Songs and Solidarity takes place at Trafalgar Studios on Sunday 25 June at 7.30pm

Album Review: Wit and Whimsy – Songs by Alexander S Bermange

“If only I were famous from the telly”
 
Across its two discs and twenty-three tracks, there’s an awful lot of whimsy to Alexander S Bermange’s latest compilation album Wit and Whimsy and not quite enough wit to sustain it. Bermange is a composer who has had as much success writing comic songs for radio as he has in straight-up musical theatre (the two shows of his that I’ve seen – The Route to Happiness and Thirteen Days were both part of festivals).
 
That said, he has an impressive contacts list as evidenced by the range of people who have joined in on the action here – Laura Pitt-Pulford, Tracie Bennett, David Bedella, Cassidy Janson, Emma Williams, even Christopher Biggins. And with a guest list of this quality, naturally there are moments that shine here.

Continue reading “Album Review: Wit and Whimsy – Songs by Alexander S Bermange”

2016 Best Actress in a Play + in a Musical

Best Actress in a Play

Juliet Stevenson/Lia Williams, Mary Stuart
It couldn’t really be anyone else could it. Mary Stuart was my play of the year and the stellar combination of Stevenson and Williams was a huge part in that, a pair of extraordinary performances (or should that be a quartet…) that burst with life from the circular stage of the Almeida. I’ve seen it twice and I’m definitely thinking about going again.

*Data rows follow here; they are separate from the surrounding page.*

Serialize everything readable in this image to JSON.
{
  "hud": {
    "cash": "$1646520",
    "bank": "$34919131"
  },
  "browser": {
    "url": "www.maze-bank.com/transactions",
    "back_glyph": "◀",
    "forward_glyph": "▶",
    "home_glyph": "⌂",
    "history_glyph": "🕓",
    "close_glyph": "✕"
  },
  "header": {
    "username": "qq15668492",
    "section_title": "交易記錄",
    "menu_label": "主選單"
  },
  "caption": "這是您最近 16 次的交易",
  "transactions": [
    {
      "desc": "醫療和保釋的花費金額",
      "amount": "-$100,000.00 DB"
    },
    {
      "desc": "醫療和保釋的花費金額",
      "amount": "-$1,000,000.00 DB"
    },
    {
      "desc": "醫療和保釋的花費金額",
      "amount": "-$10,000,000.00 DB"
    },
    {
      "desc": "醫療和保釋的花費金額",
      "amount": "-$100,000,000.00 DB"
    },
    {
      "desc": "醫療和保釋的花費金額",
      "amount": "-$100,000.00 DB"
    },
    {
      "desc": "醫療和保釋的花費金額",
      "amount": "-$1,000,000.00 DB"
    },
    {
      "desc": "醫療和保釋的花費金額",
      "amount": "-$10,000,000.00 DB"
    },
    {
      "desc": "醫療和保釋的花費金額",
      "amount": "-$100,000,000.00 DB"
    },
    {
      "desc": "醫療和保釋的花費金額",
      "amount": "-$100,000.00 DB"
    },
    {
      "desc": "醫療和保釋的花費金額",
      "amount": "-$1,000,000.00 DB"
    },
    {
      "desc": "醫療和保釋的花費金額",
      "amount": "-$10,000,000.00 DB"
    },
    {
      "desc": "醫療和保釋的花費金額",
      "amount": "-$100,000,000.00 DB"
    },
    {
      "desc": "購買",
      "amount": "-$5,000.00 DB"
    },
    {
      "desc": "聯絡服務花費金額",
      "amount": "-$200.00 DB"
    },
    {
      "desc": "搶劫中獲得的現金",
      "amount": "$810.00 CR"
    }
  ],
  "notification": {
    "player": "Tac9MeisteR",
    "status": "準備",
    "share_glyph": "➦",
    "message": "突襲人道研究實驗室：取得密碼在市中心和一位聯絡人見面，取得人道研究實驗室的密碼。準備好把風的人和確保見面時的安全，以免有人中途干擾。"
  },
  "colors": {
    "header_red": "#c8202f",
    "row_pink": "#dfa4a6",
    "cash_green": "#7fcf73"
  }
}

Honourable mention: Uzo Aduba/Zawe Ashton, The Maids
As murderous sisters Claire and Solange, I simply adored this pairing and am a little surprised they – and the production – haven’t received more love in the end-of-year lists and awards season. Fiercely uncompromising with every sweep of the broom, I couldn’t split them if I tried either.

Gemma Arterton, Nell Gwynn
Linda Bassett, Escaped Alone
Helen McCrory, The Deep Blue Sea
Maxine Peake, A Streetcar Named Desire
Harriet Walter, The Tempest

8-10
Kirsty Bushell/Ruth Wilson, Hedda Gabler/Hedda Gabler, Lesley Manville, Long Day’s Journey Into Night; Billie Piper, Yerma

Best Actress in a Musical

Jenna Russell, Grey Gardens
One of the first shows I saw in 2016 and from the moment Russell opened the second act with the hysterical ‘The Revolutionary Costume for Today’, I knew that this category was a lockdown. Her casting in as Michelle Fowler in Eastenders came as a surprise and I can’t help but be gutted that we’ve lost her to the world of television but hopefully it won’t be too long before she’s gracing our stages once more. STAUNCH!

Honourable mention: Clare Burt, Flowers for Mrs Harris
Whereas the likes of Amber Riley gets notices for belting the house down, there’s an entirely different skill-set being masterfully used by the likes of Burt that is equally emotionally devastating. A performance full of gorgeous restraint and natural charm that hopefully we’ll get to see again.

Samantha Barks, The Last 5 Years
Glenn Close, Sunset Boulevard
Kaisa Hammarlund, Sweet Charity
Cassidy Janson, Beautiful
Landi Oshinowo, I’m Getting My Act Together…

8-10
Beverley Knight, The Bodyguard; Anoushka Lucas, Jesus Christ Superstar; Scarlett Strallen, She Loves Me